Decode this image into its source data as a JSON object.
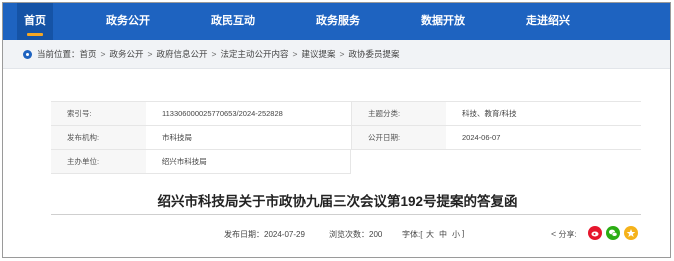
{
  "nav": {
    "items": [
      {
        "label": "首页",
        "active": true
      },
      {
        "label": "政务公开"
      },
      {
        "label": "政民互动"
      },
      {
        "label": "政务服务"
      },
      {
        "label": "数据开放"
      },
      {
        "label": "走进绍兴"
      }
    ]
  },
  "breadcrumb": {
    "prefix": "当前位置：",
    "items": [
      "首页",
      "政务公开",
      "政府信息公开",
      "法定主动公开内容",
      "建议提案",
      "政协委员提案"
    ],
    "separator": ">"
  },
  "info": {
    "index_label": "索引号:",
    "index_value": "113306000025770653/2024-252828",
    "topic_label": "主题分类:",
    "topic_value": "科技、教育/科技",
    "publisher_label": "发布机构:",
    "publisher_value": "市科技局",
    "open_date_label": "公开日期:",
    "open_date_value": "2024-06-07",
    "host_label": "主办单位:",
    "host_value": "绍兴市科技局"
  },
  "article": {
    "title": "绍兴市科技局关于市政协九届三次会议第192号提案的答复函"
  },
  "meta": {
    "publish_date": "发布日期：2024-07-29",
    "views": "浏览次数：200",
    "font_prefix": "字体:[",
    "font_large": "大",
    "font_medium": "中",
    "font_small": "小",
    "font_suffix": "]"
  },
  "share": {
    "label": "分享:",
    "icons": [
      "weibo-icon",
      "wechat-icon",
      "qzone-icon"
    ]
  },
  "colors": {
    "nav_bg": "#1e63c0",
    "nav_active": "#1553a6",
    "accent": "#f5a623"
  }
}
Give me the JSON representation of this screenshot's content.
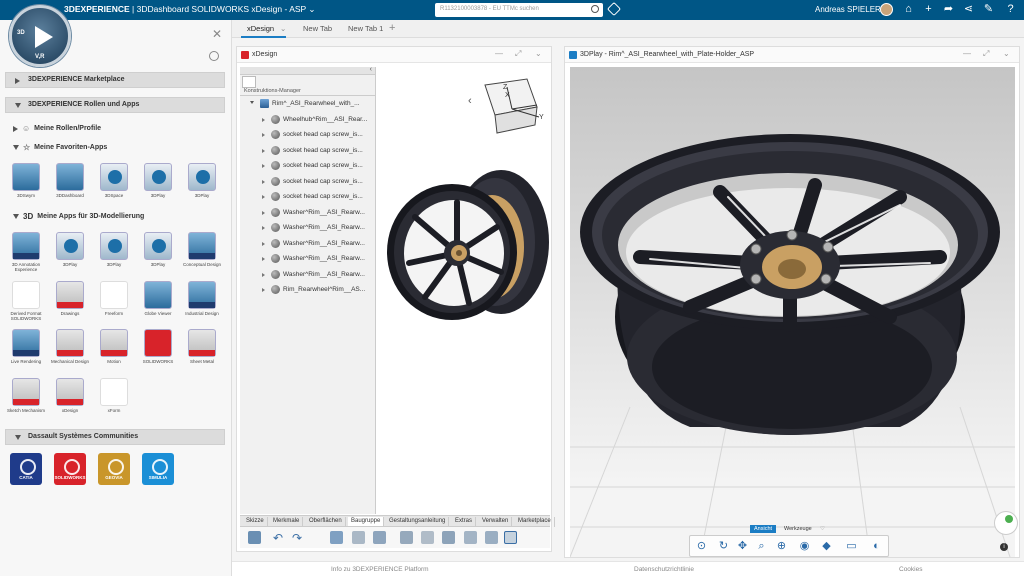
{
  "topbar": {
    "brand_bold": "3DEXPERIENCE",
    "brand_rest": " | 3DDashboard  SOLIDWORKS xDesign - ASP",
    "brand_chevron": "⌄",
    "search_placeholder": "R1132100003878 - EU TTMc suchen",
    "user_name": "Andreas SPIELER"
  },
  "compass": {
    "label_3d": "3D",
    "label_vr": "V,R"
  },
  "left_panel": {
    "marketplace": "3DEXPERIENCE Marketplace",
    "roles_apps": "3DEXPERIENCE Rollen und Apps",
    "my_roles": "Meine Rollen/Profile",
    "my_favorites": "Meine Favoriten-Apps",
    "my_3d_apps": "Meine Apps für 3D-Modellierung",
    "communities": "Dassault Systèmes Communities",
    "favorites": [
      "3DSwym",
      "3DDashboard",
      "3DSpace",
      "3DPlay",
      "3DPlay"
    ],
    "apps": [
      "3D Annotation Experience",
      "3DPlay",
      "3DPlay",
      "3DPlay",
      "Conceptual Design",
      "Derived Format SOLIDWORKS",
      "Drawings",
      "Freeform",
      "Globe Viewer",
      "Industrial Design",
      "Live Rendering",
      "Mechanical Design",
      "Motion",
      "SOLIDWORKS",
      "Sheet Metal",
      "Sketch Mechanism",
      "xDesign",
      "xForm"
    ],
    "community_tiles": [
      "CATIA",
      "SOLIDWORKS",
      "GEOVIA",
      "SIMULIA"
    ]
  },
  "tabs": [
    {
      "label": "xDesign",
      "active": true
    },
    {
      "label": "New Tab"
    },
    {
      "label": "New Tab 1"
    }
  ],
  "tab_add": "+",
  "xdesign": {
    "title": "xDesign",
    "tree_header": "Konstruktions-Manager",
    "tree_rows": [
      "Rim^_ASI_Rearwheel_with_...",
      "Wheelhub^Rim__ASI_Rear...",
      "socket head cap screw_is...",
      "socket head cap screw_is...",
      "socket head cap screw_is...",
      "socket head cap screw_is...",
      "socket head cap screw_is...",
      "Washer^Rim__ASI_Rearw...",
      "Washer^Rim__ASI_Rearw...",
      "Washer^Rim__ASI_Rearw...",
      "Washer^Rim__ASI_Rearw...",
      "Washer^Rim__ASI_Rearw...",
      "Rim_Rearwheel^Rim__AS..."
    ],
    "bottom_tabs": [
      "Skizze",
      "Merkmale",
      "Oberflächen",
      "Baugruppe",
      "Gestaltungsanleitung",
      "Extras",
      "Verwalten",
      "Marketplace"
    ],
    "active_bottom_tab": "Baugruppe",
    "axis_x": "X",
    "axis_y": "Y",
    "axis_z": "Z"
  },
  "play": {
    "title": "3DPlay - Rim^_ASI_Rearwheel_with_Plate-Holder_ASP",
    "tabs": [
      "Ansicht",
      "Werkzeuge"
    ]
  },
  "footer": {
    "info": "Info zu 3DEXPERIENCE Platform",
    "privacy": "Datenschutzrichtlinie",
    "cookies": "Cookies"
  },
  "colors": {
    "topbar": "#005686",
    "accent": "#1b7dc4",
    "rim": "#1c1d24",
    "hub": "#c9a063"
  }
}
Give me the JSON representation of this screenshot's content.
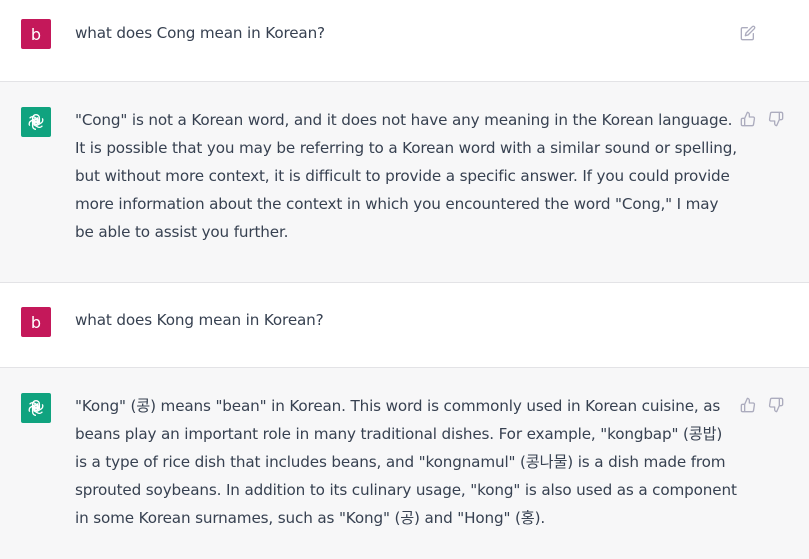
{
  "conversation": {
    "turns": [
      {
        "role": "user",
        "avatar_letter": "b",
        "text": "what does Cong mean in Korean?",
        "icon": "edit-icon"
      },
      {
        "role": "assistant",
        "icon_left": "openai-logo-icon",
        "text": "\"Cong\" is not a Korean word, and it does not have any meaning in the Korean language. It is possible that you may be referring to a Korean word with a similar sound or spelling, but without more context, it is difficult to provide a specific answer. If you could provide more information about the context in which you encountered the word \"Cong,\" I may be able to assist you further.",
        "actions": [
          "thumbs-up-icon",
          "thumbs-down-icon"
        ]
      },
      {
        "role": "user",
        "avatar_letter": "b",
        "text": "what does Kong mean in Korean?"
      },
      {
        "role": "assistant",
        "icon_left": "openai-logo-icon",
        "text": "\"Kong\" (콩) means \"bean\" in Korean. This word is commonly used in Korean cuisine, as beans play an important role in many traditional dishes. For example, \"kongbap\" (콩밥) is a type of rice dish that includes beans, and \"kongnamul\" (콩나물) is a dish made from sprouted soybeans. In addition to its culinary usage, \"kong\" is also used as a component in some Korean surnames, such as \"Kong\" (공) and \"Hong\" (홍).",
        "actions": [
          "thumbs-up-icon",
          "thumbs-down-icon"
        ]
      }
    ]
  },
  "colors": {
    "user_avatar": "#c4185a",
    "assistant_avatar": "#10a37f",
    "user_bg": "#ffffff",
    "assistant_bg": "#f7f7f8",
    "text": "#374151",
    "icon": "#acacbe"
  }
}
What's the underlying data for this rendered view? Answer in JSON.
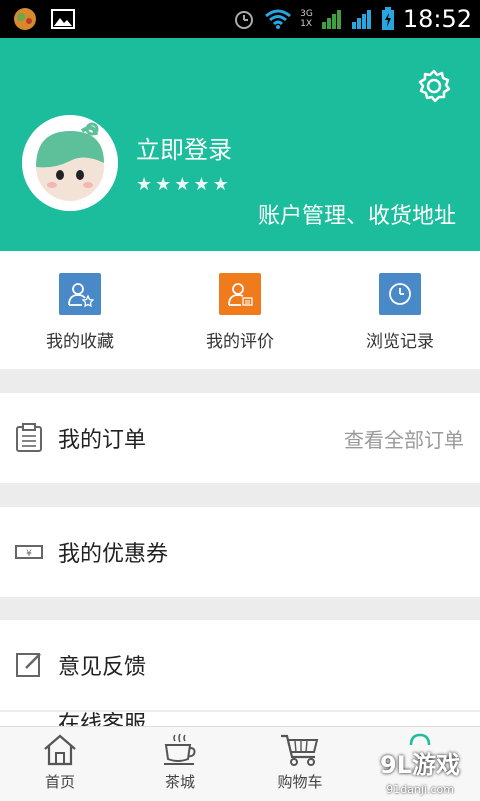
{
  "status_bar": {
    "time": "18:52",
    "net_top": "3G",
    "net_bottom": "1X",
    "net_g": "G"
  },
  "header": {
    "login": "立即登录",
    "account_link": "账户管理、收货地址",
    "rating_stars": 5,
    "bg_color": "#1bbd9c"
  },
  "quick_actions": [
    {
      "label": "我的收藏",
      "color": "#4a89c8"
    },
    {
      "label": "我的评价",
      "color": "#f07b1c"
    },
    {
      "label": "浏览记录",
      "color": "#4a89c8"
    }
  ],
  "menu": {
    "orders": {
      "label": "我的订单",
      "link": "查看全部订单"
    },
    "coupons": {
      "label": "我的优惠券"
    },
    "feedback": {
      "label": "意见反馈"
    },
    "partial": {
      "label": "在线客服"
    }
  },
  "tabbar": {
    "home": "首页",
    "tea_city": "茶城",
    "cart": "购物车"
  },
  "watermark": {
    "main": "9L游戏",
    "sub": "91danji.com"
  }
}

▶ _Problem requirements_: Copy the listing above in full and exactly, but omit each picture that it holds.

▶ _Solution for this problem_:
Decode this image into its source data as a JSON object.
{
  "nav": {
    "items": [
      {
        "label": "首页",
        "active": true
      },
      {
        "label": "政务公开"
      },
      {
        "label": "政民互动"
      },
      {
        "label": "政务服务"
      },
      {
        "label": "数据开放"
      },
      {
        "label": "走进绍兴"
      }
    ]
  },
  "breadcrumb": {
    "prefix": "当前位置：",
    "items": [
      "首页",
      "政务公开",
      "政府信息公开",
      "法定主动公开内容",
      "建议提案",
      "政协委员提案"
    ],
    "separator": ">"
  },
  "info": {
    "index_label": "索引号:",
    "index_value": "113306000025770653/2024-252828",
    "topic_label": "主题分类:",
    "topic_value": "科技、教育/科技",
    "publisher_label": "发布机构:",
    "publisher_value": "市科技局",
    "open_date_label": "公开日期:",
    "open_date_value": "2024-06-07",
    "host_label": "主办单位:",
    "host_value": "绍兴市科技局"
  },
  "article": {
    "title": "绍兴市科技局关于市政协九届三次会议第192号提案的答复函"
  },
  "meta": {
    "publish_date": "发布日期：2024-07-29",
    "views": "浏览次数：200",
    "font_prefix": "字体:[",
    "font_large": "大",
    "font_medium": "中",
    "font_small": "小",
    "font_suffix": "]"
  },
  "share": {
    "label": "分享:",
    "icons": [
      "weibo-icon",
      "wechat-icon",
      "qzone-icon"
    ]
  },
  "colors": {
    "nav_bg": "#1e63c0",
    "nav_active": "#1553a6",
    "accent": "#f5a623"
  }
}
Give me the JSON representation of this screenshot's content.
{
  "topbar": {
    "brand_bold": "3DEXPERIENCE",
    "brand_rest": " | 3DDashboard  SOLIDWORKS xDesign - ASP",
    "brand_chevron": "⌄",
    "search_placeholder": "R1132100003878 - EU TTMc suchen",
    "user_name": "Andreas SPIELER"
  },
  "compass": {
    "label_3d": "3D",
    "label_vr": "V,R"
  },
  "left_panel": {
    "marketplace": "3DEXPERIENCE Marketplace",
    "roles_apps": "3DEXPERIENCE Rollen und Apps",
    "my_roles": "Meine Rollen/Profile",
    "my_favorites": "Meine Favoriten-Apps",
    "my_3d_apps": "Meine Apps für 3D-Modellierung",
    "communities": "Dassault Systèmes Communities",
    "favorites": [
      "3DSwym",
      "3DDashboard",
      "3DSpace",
      "3DPlay",
      "3DPlay"
    ],
    "apps": [
      "3D Annotation Experience",
      "3DPlay",
      "3DPlay",
      "3DPlay",
      "Conceptual Design",
      "Derived Format SOLIDWORKS",
      "Drawings",
      "Freeform",
      "Globe Viewer",
      "Industrial Design",
      "Live Rendering",
      "Mechanical Design",
      "Motion",
      "SOLIDWORKS",
      "Sheet Metal",
      "Sketch Mechanism",
      "xDesign",
      "xForm"
    ],
    "community_tiles": [
      "CATIA",
      "SOLIDWORKS",
      "GEOVIA",
      "SIMULIA"
    ]
  },
  "tabs": [
    {
      "label": "xDesign",
      "active": true
    },
    {
      "label": "New Tab"
    },
    {
      "label": "New Tab 1"
    }
  ],
  "tab_add": "+",
  "xdesign": {
    "title": "xDesign",
    "tree_header": "Konstruktions-Manager",
    "tree_rows": [
      "Rim^_ASI_Rearwheel_with_...",
      "Wheelhub^Rim__ASI_Rear...",
      "socket head cap screw_is...",
      "socket head cap screw_is...",
      "socket head cap screw_is...",
      "socket head cap screw_is...",
      "socket head cap screw_is...",
      "Washer^Rim__ASI_Rearw...",
      "Washer^Rim__ASI_Rearw...",
      "Washer^Rim__ASI_Rearw...",
      "Washer^Rim__ASI_Rearw...",
      "Washer^Rim__ASI_Rearw...",
      "Rim_Rearwheel^Rim__AS..."
    ],
    "bottom_tabs": [
      "Skizze",
      "Merkmale",
      "Oberflächen",
      "Baugruppe",
      "Gestaltungsanleitung",
      "Extras",
      "Verwalten",
      "Marketplace"
    ],
    "active_bottom_tab": "Baugruppe",
    "axis_x": "X",
    "axis_y": "Y",
    "axis_z": "Z"
  },
  "play": {
    "title": "3DPlay - Rim^_ASI_Rearwheel_with_Plate-Holder_ASP",
    "tabs": [
      "Ansicht",
      "Werkzeuge"
    ]
  },
  "footer": {
    "info": "Info zu 3DEXPERIENCE Platform",
    "privacy": "Datenschutzrichtlinie",
    "cookies": "Cookies"
  },
  "colors": {
    "topbar": "#005686",
    "accent": "#1b7dc4",
    "rim": "#1c1d24",
    "hub": "#c9a063"
  }
}
Give me the JSON representation of this screenshot's content.
{
  "conversation": {
    "turns": [
      {
        "role": "user",
        "avatar_letter": "b",
        "text": "what does Cong mean in Korean?",
        "icon": "edit-icon"
      },
      {
        "role": "assistant",
        "icon_left": "openai-logo-icon",
        "text": "\"Cong\" is not a Korean word, and it does not have any meaning in the Korean language. It is possible that you may be referring to a Korean word with a similar sound or spelling, but without more context, it is difficult to provide a specific answer. If you could provide more information about the context in which you encountered the word \"Cong,\" I may be able to assist you further.",
        "actions": [
          "thumbs-up-icon",
          "thumbs-down-icon"
        ]
      },
      {
        "role": "user",
        "avatar_letter": "b",
        "text": "what does Kong mean in Korean?"
      },
      {
        "role": "assistant",
        "icon_left": "openai-logo-icon",
        "text": "\"Kong\" (콩) means \"bean\" in Korean. This word is commonly used in Korean cuisine, as beans play an important role in many traditional dishes. For example, \"kongbap\" (콩밥) is a type of rice dish that includes beans, and \"kongnamul\" (콩나물) is a dish made from sprouted soybeans. In addition to its culinary usage, \"kong\" is also used as a component in some Korean surnames, such as \"Kong\" (공) and \"Hong\" (홍).",
        "actions": [
          "thumbs-up-icon",
          "thumbs-down-icon"
        ]
      }
    ]
  },
  "colors": {
    "user_avatar": "#c4185a",
    "assistant_avatar": "#10a37f",
    "user_bg": "#ffffff",
    "assistant_bg": "#f7f7f8",
    "text": "#374151",
    "icon": "#acacbe"
  }
}
What's the underlying data for this rendered view? Answer in JSON.
{
  "status_bar": {
    "time": "18:52",
    "net_top": "3G",
    "net_bottom": "1X",
    "net_g": "G"
  },
  "header": {
    "login": "立即登录",
    "account_link": "账户管理、收货地址",
    "rating_stars": 5,
    "bg_color": "#1bbd9c"
  },
  "quick_actions": [
    {
      "label": "我的收藏",
      "color": "#4a89c8"
    },
    {
      "label": "我的评价",
      "color": "#f07b1c"
    },
    {
      "label": "浏览记录",
      "color": "#4a89c8"
    }
  ],
  "menu": {
    "orders": {
      "label": "我的订单",
      "link": "查看全部订单"
    },
    "coupons": {
      "label": "我的优惠券"
    },
    "feedback": {
      "label": "意见反馈"
    },
    "partial": {
      "label": "在线客服"
    }
  },
  "tabbar": {
    "home": "首页",
    "tea_city": "茶城",
    "cart": "购物车"
  },
  "watermark": {
    "main": "9L游戏",
    "sub": "91danji.com"
  }
}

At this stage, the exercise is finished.